The third row represents their intellectual connection via the suit of Swords, and here things get a bit shakier. With Le Pape, the Tarot de Marseille wants to pontificate on the “old ways,” while the Spanish Tarot’s Ace of Swords brings bright new ideas to the table; the Ace facing away from Le Pape suggests an unwillingness to compromise. Although the two cards are elementally at odds, the 6 of Batons as “midpoint” card – with which both are on good terms – suggests that they can be successfully reconciled. This is reinforced by the internal consistency among these four cards: 5 (Le Pape) + 1 (Ace of Swords) = 6, the number of both L’Amoureux and the 6 of Batons. Since it is favored by element, my sentiments lie with the Ace of Swords. L’Amoureux as “quint” card (its assigned Hebrew letter means “sword,” so it’s well-placed here) indicates that there could be an amicable “tug-of-war” between the decks when they’re used together. It also implies that every reading could require a judgment call. I find it interesting that, of all the cards in the spread, Le Pape is the only one that isn’t well-integrated elementally with the rest of the cards in its row. It’s already obvious from their color palette that these aren’t “historical” TdM decks, so this could be further encouragement for a more imaginative than conventional approach to reading with them.
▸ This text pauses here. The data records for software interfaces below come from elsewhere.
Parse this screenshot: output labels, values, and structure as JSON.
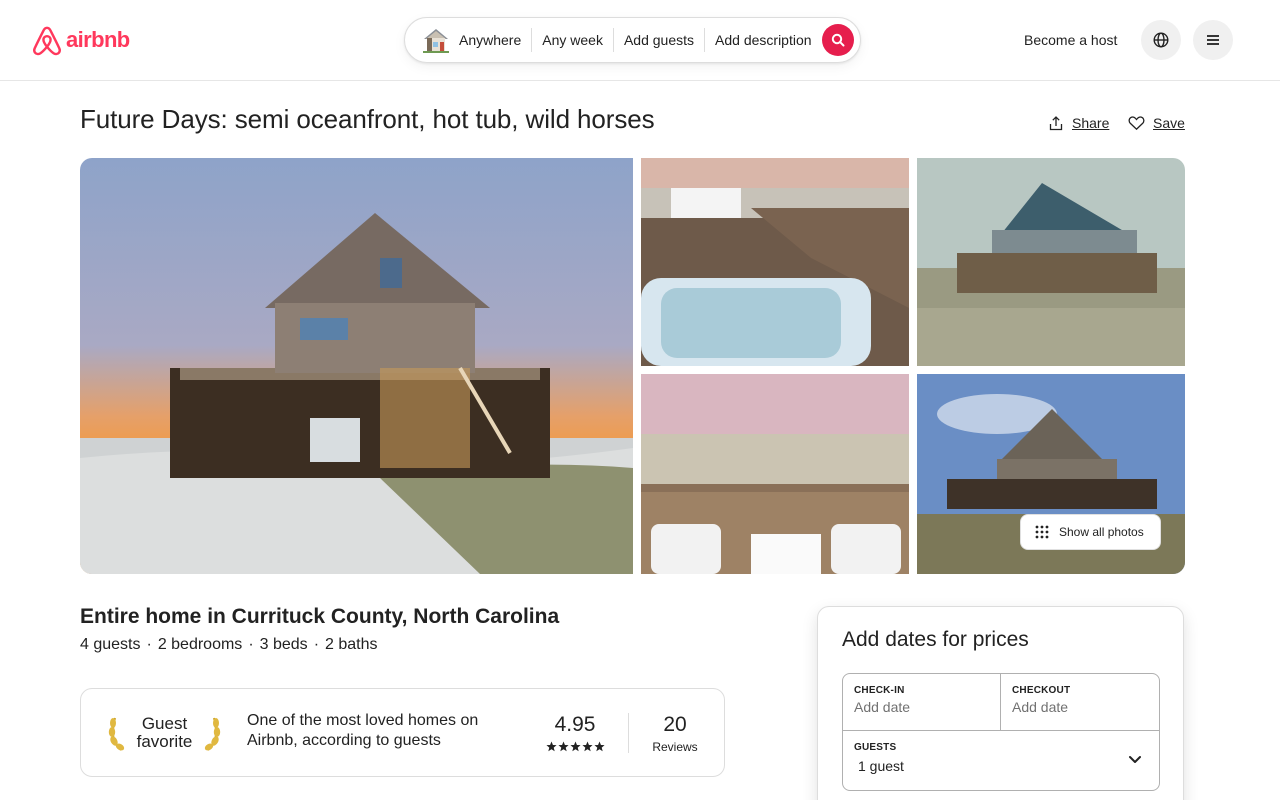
{
  "header": {
    "logo_text": "airbnb",
    "search": {
      "where": "Anywhere",
      "when": "Any week",
      "who": "Add guests",
      "description": "Add description"
    },
    "become_host": "Become a host",
    "icons": [
      "airbnb-logo-icon",
      "house-icon",
      "search-icon",
      "globe-icon",
      "hamburger-menu-icon"
    ]
  },
  "listing": {
    "title": "Future Days: semi oceanfront, hot tub, wild horses",
    "share_label": "Share",
    "save_label": "Save",
    "show_all_photos": "Show all photos",
    "subtitle": "Entire home in Currituck County, North Carolina",
    "details": [
      "4 guests",
      "2 bedrooms",
      "3 beds",
      "2 baths"
    ],
    "details_separator": "·"
  },
  "guest_favorite": {
    "label_line1": "Guest",
    "label_line2": "favorite",
    "description": "One of the most loved homes on Airbnb, according to guests",
    "rating": "4.95",
    "stars": 5,
    "reviews_count": "20",
    "reviews_label": "Reviews"
  },
  "booking": {
    "title": "Add dates for prices",
    "checkin_label": "CHECK-IN",
    "checkin_value": "Add date",
    "checkout_label": "CHECKOUT",
    "checkout_value": "Add date",
    "guests_label": "GUESTS",
    "guests_value": "1 guest"
  },
  "colors": {
    "brand": "#ff385c",
    "search_button": "#e61e4d",
    "text": "#222222",
    "muted": "#717171",
    "border": "#dddddd"
  }
}
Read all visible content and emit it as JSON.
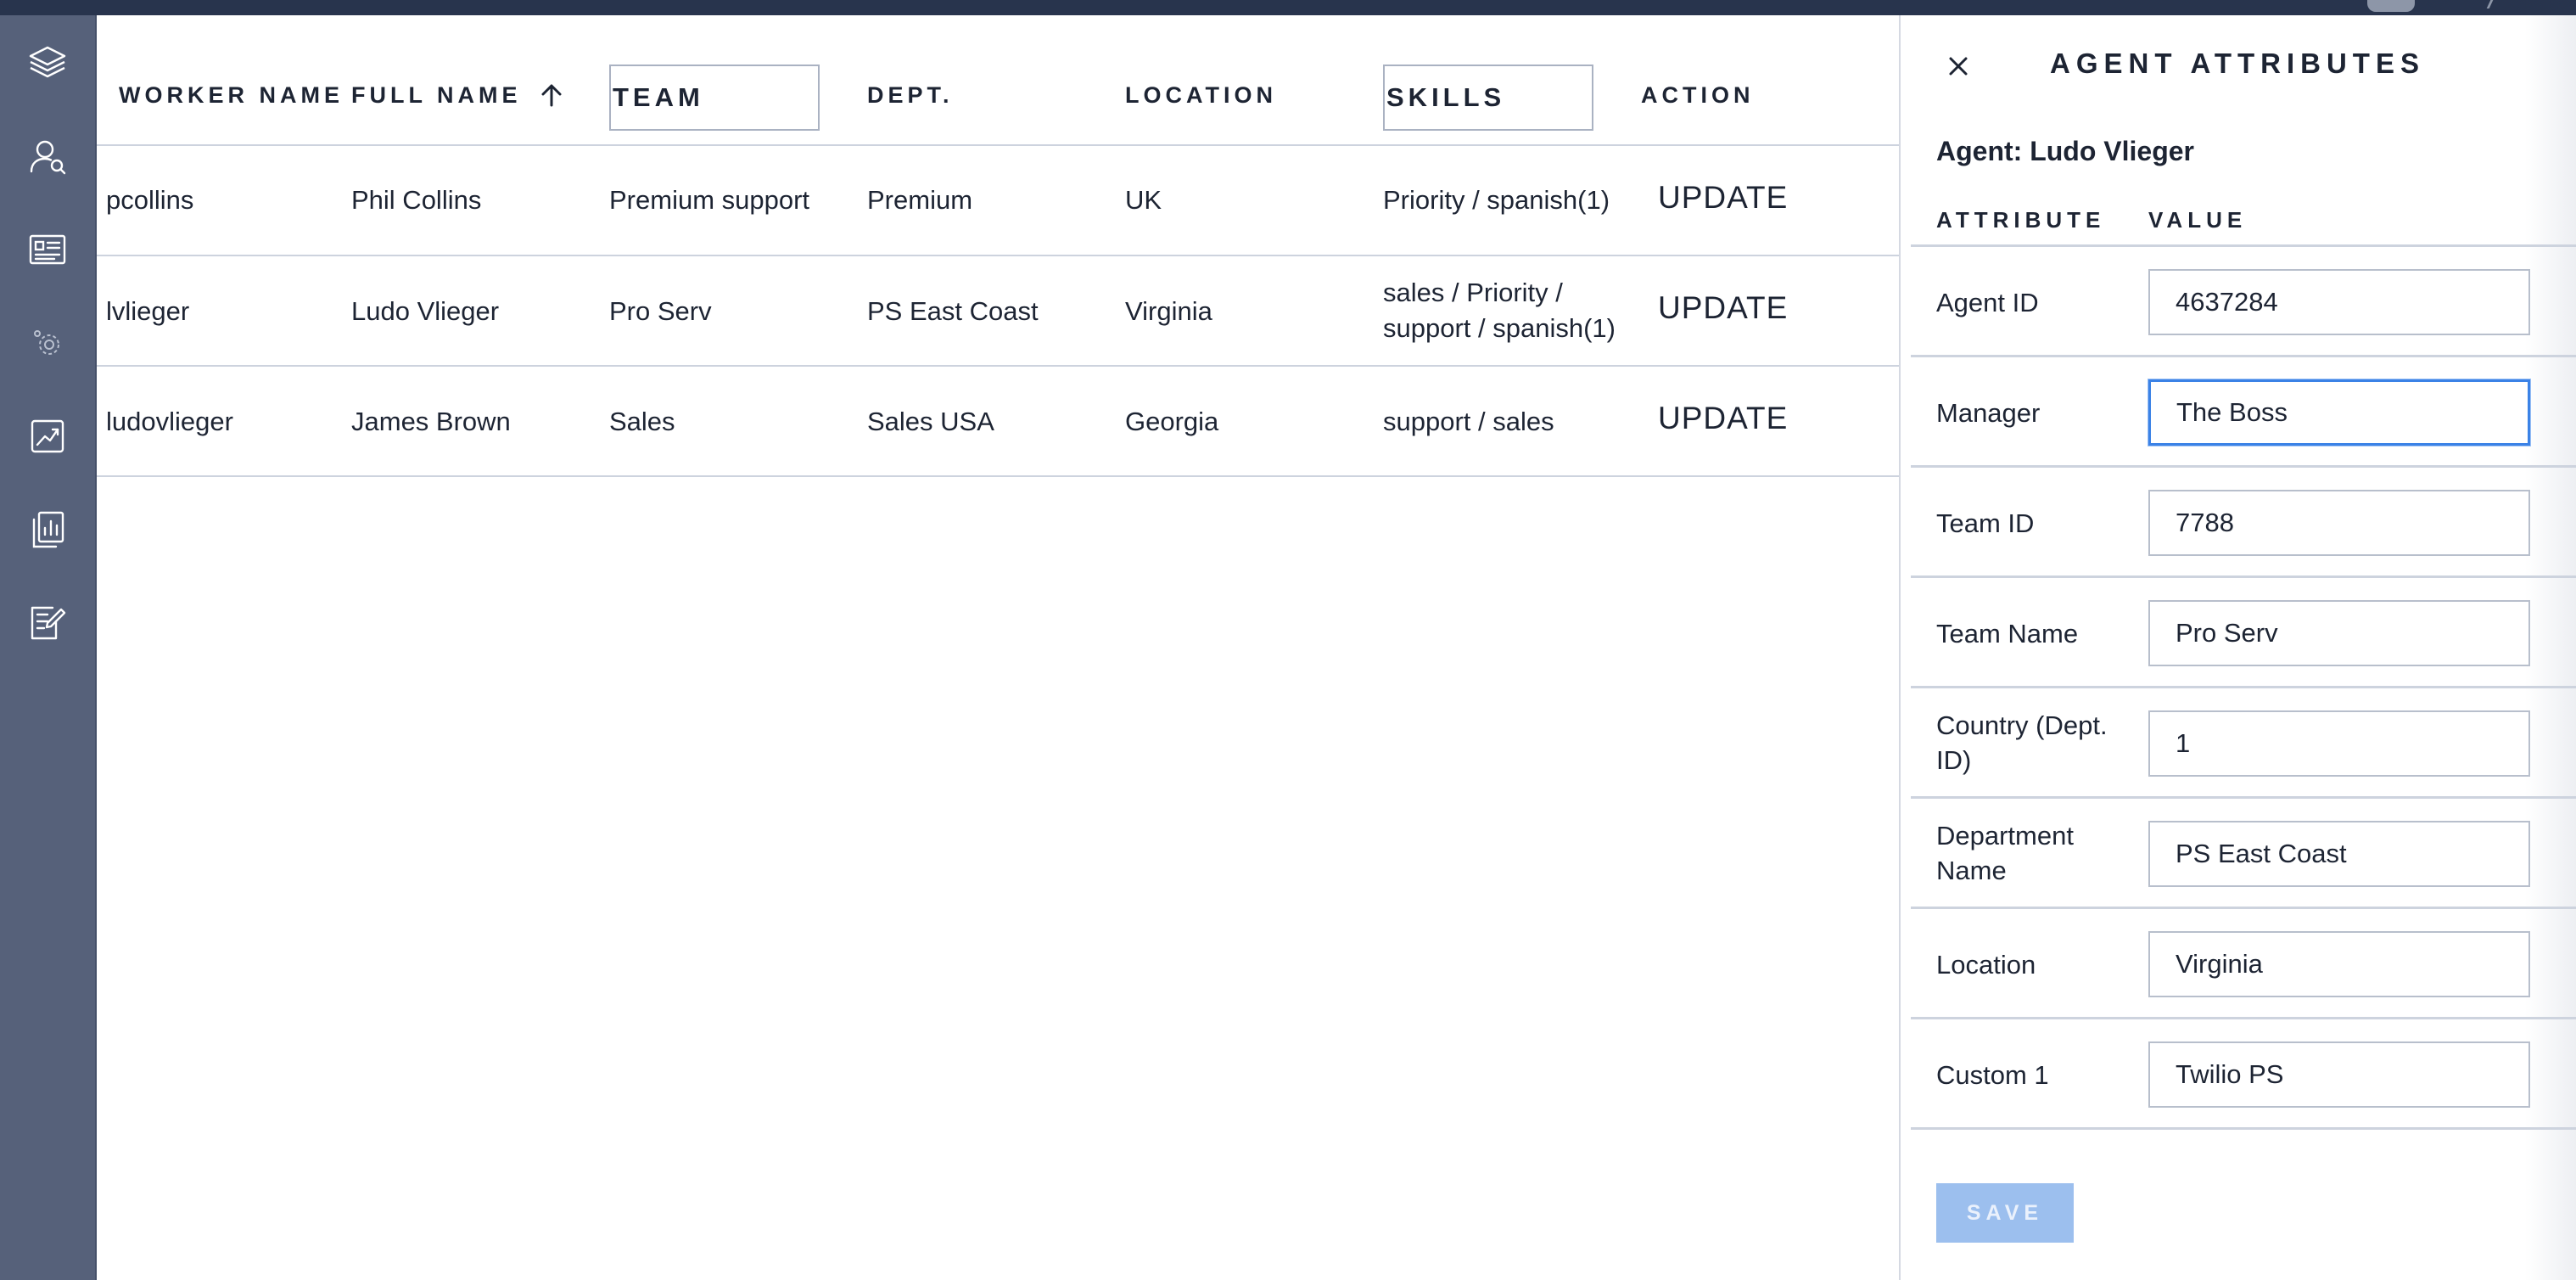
{
  "table": {
    "headers": {
      "worker_name": "WORKER NAME",
      "full_name": "FULL NAME",
      "team": "TEAM",
      "dept": "DEPT.",
      "location": "LOCATION",
      "skills": "SKILLS",
      "action": "ACTION"
    },
    "sort": {
      "column": "full_name",
      "direction": "ascending",
      "icon": "arrow-up-icon"
    },
    "rows": [
      {
        "worker_name": "pcollins",
        "full_name": "Phil Collins",
        "team": "Premium support",
        "dept": "Premium",
        "location": "UK",
        "skills_line1": "Priority / spanish(1)",
        "skills_line2": "",
        "action": "UPDATE"
      },
      {
        "worker_name": "lvlieger",
        "full_name": "Ludo Vlieger",
        "team": "Pro Serv",
        "dept": "PS East Coast",
        "location": "Virginia",
        "skills_line1": "sales / Priority /",
        "skills_line2": "support / spanish(1)",
        "action": "UPDATE"
      },
      {
        "worker_name": "ludovlieger",
        "full_name": "James Brown",
        "team": "Sales",
        "dept": "Sales USA",
        "location": "Georgia",
        "skills_line1": "support / sales",
        "skills_line2": "",
        "action": "UPDATE"
      }
    ]
  },
  "sidebar": {
    "items": [
      {
        "icon": "layers-icon"
      },
      {
        "icon": "user-search-icon"
      },
      {
        "icon": "id-card-icon"
      },
      {
        "icon": "settings-gear-icon"
      },
      {
        "icon": "trend-chart-icon"
      },
      {
        "icon": "report-icon"
      },
      {
        "icon": "edit-form-icon"
      }
    ]
  },
  "panel": {
    "title": "AGENT ATTRIBUTES",
    "agent_label": "Agent: Ludo Vlieger",
    "col_attribute": "ATTRIBUTE",
    "col_value": "VALUE",
    "fields": [
      {
        "label": "Agent ID",
        "value": "4637284"
      },
      {
        "label": "Manager",
        "value": "The Boss"
      },
      {
        "label": "Team ID",
        "value": "7788"
      },
      {
        "label": "Team Name",
        "value": "Pro Serv"
      },
      {
        "label_line1": "Country (Dept.",
        "label_line2": "ID)",
        "value": "1"
      },
      {
        "label_line1": "Department",
        "label_line2": "Name",
        "value": "PS East Coast"
      },
      {
        "label": "Location",
        "value": "Virginia"
      },
      {
        "label": "Custom 1",
        "value": "Twilio PS"
      }
    ],
    "focused_field": "Manager",
    "save_label": "SAVE"
  },
  "colors": {
    "topbar": "#28344d",
    "sidebar": "#56617a",
    "focus_border": "#3b82e6",
    "save_disabled": "#9cbfee"
  }
}
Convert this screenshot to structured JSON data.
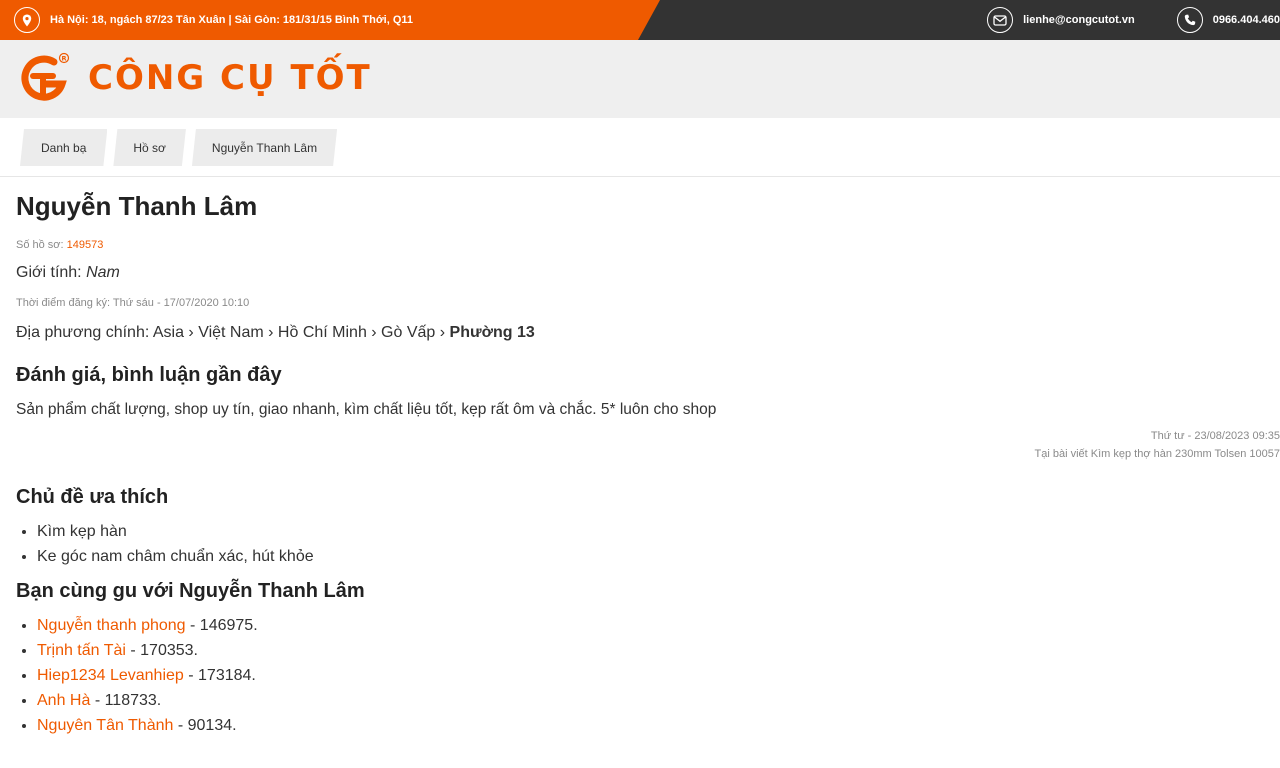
{
  "topbar": {
    "address": "Hà Nội: 18, ngách 87/23 Tân Xuân | Sài Gòn: 181/31/15 Bình Thới, Q11",
    "email": "lienhe@congcutot.vn",
    "phone": "0966.404.460"
  },
  "brand": {
    "name": "CÔNG CỤ TỐT",
    "accent": "#ef5a00"
  },
  "breadcrumb": [
    "Danh bạ",
    "Hồ sơ",
    "Nguyễn Thanh Lâm"
  ],
  "profile": {
    "name": "Nguyễn Thanh Lâm",
    "id_label": "Số hồ sơ:",
    "id_value": "149573",
    "gender_label": "Giới tính:",
    "gender_value": "Nam",
    "registered": "Thời điểm đăng ký: Thứ sáu - 17/07/2020 10:10",
    "location_label": "Địa phương chính:",
    "location_path": "Asia › Việt Nam › Hồ Chí Minh › Gò Vấp ›",
    "location_last": "Phường 13"
  },
  "reviews": {
    "heading": "Đánh giá, bình luận gần đây",
    "items": [
      {
        "text": "Sản phẩm chất lượng, shop uy tín, giao nhanh, kìm chất liệu tốt, kẹp rất ôm và chắc. 5* luôn cho shop",
        "date": "Thứ tư - 23/08/2023 09:35",
        "source": "Tại bài viết Kìm kẹp thợ hàn 230mm Tolsen 10057"
      }
    ]
  },
  "topics": {
    "heading": "Chủ đề ưa thích",
    "items": [
      "Kìm kẹp hàn",
      "Ke góc nam châm chuẩn xác, hút khỏe"
    ]
  },
  "friends": {
    "heading": "Bạn cùng gu với Nguyễn Thanh Lâm",
    "items": [
      {
        "name": "Nguyễn thanh phong",
        "id": " - 146975."
      },
      {
        "name": "Trịnh tấn Tài",
        "id": " - 170353."
      },
      {
        "name": "Hiep1234 Levanhiep",
        "id": " - 173184."
      },
      {
        "name": "Anh Hà",
        "id": " - 118733."
      },
      {
        "name": "Nguyên Tân Thành",
        "id": " - 90134."
      }
    ]
  },
  "icons": {
    "address": "map-pin-icon",
    "email": "envelope-icon",
    "phone": "phone-icon",
    "logo": "cct-logo-icon"
  }
}
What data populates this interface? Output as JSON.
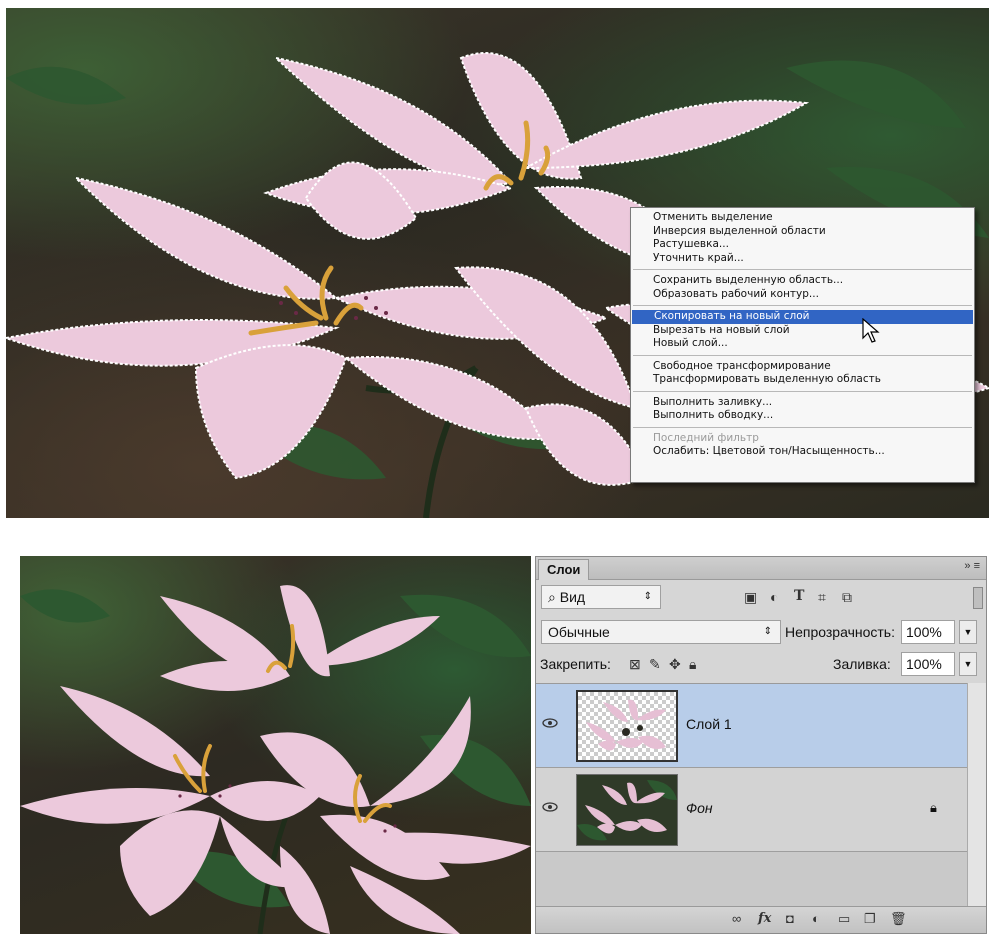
{
  "context_menu": {
    "items": [
      {
        "label": "Отменить выделение"
      },
      {
        "label": "Инверсия выделенной области"
      },
      {
        "label": "Растушевка..."
      },
      {
        "label": "Уточнить край..."
      },
      {
        "label": "Сохранить выделенную область..."
      },
      {
        "label": "Образовать рабочий контур..."
      },
      {
        "label": "Скопировать на новый слой"
      },
      {
        "label": "Вырезать на новый слой"
      },
      {
        "label": "Новый слой..."
      },
      {
        "label": "Свободное трансформирование"
      },
      {
        "label": "Трансформировать выделенную область"
      },
      {
        "label": "Выполнить заливку..."
      },
      {
        "label": "Выполнить обводку..."
      },
      {
        "label": "Последний фильтр"
      },
      {
        "label": "Ослабить: Цветовой тон/Насыщенность..."
      }
    ],
    "highlighted_item": "Скопировать на новый слой",
    "disabled_item": "Последний фильтр",
    "highlight_color": "#3165c4"
  },
  "layers_panel": {
    "tab_label": "Слои",
    "panel_menu_glyph": "»",
    "filter_kind": "Вид",
    "blend_mode": "Обычные",
    "opacity_label": "Непрозрачность:",
    "opacity_value": "100%",
    "lock_label": "Закрепить:",
    "fill_label": "Заливка:",
    "fill_value": "100%",
    "layers": [
      {
        "name": "Слой 1",
        "selected": true,
        "visible": true,
        "locked": false
      },
      {
        "name": "Фон",
        "selected": false,
        "visible": true,
        "locked": true
      }
    ],
    "selected_row_color": "#b8cde9",
    "filter_icons": [
      "image-filter-icon",
      "adjustment-filter-icon",
      "type-filter-icon",
      "shape-filter-icon",
      "smart-object-filter-icon"
    ],
    "lock_icons": [
      "lock-transparent-icon",
      "lock-image-icon",
      "lock-position-icon",
      "lock-all-icon"
    ],
    "footer_icons": [
      "link-layers-icon",
      "fx-icon",
      "add-mask-icon",
      "new-adjustment-icon",
      "new-group-icon",
      "new-layer-icon",
      "delete-layer-icon"
    ]
  },
  "colors": {
    "petal": "#e9c6d9",
    "stamen": "#d9a13a",
    "leaf": "#2f5a32"
  }
}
The fourth row reflects their practical collaboration under the suit of Coins. Swords and Batons together like to “get things done” with little deliberation (one dares and the other ups the ante), and the two Fives aren’t about to sit still; in tandem they once again remind me strongly of Crowley’s “lust for result.” I don’t expect any vague or wishy-washy testimony from this marriage of decks. The Knight of Batons as “midpoint” card is certainly right in the thick of it, and his posture favors a more penetrating approach than an erratic and impulsive one. However, his gaze and that of his horse suggest that he’d like to rein in change, but he’s on the wrong side of the Wheel and hitting it with his club will only succeed in driving it into the waiting arms of the 6 of Batons, where it will be put to good use! Fortuna as “quint” card seems to be saying that “the whole will be greater than the sum of its parts” since it dwarfs the incremental changes inherent in the Fives; these decks should form something of a juggernaut (I’m thinking “steamroller”) when it comes to practical readings. They should perform well together when important changes in a querent’s “local environment” are on the horizon.
The quintessence “chain” of Le Diable, La Luna, L’Amoureux and Fortuna describes an obsession with emotionally fraught decisions that promise significant change. This is borne out by the “grand quint” roll-up of those four into a single trump-card expression: Trump XIII, the “Nameless Arcanum” (aka “Death”), the “big kahuna” of transformative shock. I don’t think I’ll be using these decks for trivial questions like “What does Joe at the office ‘think or feel’ about Mary?” But of course I try to steer clear of those anyway!